• DATA FOR REVIEW:
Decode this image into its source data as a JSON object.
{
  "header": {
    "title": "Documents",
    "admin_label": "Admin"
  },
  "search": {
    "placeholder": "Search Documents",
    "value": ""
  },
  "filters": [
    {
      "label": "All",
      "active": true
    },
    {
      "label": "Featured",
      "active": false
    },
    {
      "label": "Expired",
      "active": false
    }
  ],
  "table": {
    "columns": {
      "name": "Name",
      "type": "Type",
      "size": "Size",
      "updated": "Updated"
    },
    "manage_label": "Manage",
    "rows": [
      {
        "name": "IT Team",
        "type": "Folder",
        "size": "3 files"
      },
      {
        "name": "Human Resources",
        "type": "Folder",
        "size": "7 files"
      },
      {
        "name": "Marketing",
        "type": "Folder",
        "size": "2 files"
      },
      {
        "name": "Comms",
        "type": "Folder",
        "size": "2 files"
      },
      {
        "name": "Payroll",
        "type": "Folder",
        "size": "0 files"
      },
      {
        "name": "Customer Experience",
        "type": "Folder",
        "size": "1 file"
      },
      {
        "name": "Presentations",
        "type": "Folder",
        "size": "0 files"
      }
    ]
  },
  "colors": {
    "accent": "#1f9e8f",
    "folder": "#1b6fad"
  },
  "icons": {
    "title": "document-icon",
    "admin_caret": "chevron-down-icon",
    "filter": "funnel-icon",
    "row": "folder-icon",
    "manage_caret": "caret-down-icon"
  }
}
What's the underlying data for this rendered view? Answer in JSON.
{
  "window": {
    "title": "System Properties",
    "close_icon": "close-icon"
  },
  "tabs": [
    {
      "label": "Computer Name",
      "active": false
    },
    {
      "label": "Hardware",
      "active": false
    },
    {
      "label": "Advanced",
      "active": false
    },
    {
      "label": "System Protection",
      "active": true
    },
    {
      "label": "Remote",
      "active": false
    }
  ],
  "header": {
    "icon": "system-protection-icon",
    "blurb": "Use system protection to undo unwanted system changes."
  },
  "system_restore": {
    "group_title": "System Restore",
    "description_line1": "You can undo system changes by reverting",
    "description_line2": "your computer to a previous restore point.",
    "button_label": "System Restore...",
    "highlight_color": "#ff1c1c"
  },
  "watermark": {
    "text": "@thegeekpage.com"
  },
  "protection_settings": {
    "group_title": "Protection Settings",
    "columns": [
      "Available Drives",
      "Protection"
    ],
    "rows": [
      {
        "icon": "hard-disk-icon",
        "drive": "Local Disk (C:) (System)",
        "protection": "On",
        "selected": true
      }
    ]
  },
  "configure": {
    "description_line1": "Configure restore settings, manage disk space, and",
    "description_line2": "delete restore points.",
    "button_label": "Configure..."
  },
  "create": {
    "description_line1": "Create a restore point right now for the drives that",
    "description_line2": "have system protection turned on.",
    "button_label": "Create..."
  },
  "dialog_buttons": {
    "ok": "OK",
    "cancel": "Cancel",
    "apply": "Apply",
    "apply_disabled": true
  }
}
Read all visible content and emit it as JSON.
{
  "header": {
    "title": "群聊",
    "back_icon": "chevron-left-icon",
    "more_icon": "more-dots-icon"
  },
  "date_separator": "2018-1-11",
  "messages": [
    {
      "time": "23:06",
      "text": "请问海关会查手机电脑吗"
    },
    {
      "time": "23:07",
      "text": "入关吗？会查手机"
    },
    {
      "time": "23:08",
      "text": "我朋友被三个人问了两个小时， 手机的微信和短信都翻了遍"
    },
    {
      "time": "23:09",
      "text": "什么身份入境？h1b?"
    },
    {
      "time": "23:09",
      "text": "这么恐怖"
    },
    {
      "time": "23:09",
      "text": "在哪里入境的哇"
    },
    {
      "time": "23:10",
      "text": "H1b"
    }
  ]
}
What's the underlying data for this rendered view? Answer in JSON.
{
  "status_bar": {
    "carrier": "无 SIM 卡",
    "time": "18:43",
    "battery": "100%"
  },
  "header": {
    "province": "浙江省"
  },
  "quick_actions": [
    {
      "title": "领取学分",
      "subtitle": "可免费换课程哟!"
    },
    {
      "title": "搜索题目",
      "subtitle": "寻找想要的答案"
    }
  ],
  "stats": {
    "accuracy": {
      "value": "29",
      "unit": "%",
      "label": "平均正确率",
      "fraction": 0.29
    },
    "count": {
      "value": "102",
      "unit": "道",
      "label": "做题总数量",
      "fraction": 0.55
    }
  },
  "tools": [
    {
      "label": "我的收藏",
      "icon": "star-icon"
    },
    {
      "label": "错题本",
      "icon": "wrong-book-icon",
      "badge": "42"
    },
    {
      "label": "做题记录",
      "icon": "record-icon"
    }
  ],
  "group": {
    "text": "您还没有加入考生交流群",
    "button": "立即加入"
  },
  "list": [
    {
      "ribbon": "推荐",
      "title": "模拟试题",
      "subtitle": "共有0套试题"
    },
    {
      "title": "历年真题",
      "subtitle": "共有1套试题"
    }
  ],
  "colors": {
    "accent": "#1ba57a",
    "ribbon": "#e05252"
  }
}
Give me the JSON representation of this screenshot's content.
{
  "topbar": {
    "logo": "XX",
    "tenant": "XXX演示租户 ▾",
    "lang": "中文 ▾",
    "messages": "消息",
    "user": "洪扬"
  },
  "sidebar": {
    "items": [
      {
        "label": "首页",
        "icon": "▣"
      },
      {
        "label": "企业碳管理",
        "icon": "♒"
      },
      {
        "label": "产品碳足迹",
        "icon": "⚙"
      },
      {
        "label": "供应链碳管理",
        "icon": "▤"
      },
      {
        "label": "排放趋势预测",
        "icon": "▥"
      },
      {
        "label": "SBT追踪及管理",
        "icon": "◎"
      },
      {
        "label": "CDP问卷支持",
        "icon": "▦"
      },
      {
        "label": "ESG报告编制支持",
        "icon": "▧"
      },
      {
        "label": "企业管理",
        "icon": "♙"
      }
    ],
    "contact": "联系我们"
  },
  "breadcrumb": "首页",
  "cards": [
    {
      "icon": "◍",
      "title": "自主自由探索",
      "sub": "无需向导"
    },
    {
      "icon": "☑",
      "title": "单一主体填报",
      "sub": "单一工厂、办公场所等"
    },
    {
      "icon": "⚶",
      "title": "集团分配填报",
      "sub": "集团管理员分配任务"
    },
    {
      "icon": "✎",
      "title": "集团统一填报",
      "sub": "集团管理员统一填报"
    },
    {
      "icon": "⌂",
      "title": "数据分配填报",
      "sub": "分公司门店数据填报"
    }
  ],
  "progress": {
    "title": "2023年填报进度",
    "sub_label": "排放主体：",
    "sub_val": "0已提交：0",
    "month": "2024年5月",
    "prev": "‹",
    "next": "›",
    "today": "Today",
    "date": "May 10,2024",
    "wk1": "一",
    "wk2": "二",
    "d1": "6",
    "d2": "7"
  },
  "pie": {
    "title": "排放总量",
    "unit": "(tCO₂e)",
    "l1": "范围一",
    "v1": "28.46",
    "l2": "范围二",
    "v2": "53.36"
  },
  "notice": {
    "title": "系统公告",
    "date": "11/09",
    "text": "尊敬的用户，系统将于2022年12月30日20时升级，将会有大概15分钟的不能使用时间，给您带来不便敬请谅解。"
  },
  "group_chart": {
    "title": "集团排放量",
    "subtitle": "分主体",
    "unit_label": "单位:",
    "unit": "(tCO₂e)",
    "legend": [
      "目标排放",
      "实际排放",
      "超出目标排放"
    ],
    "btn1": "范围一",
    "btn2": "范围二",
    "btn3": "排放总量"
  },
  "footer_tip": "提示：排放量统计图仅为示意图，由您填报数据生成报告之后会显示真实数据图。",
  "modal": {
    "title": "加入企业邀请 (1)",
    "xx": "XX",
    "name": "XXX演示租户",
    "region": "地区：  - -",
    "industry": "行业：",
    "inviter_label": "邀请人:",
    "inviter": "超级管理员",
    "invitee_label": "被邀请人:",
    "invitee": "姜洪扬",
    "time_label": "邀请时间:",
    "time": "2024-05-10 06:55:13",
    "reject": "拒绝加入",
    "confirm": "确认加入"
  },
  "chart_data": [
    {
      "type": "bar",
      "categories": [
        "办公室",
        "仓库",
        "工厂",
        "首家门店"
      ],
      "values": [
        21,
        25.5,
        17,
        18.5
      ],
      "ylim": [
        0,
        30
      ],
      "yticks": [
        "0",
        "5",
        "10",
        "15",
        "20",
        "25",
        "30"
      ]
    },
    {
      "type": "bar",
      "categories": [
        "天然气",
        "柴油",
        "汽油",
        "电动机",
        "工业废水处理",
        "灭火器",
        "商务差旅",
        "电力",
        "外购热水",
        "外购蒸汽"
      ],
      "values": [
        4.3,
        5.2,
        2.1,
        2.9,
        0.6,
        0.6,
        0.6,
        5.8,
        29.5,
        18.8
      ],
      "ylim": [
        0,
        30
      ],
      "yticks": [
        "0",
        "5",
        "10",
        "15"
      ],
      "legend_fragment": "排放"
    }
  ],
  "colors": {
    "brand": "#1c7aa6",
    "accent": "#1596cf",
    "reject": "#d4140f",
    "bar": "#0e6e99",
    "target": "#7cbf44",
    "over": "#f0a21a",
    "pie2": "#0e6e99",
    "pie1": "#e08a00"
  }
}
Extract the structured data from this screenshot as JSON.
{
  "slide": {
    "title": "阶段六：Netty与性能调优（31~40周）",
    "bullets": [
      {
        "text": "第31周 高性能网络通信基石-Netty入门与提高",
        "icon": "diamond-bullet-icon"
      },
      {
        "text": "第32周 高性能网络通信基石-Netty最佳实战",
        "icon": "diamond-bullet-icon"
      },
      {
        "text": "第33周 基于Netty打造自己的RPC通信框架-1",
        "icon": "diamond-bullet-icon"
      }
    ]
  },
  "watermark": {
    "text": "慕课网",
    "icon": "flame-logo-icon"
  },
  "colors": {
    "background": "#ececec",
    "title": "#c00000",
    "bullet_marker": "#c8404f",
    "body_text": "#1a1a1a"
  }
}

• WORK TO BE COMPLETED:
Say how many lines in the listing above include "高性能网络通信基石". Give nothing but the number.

• EXERCISE OUTPUT:
2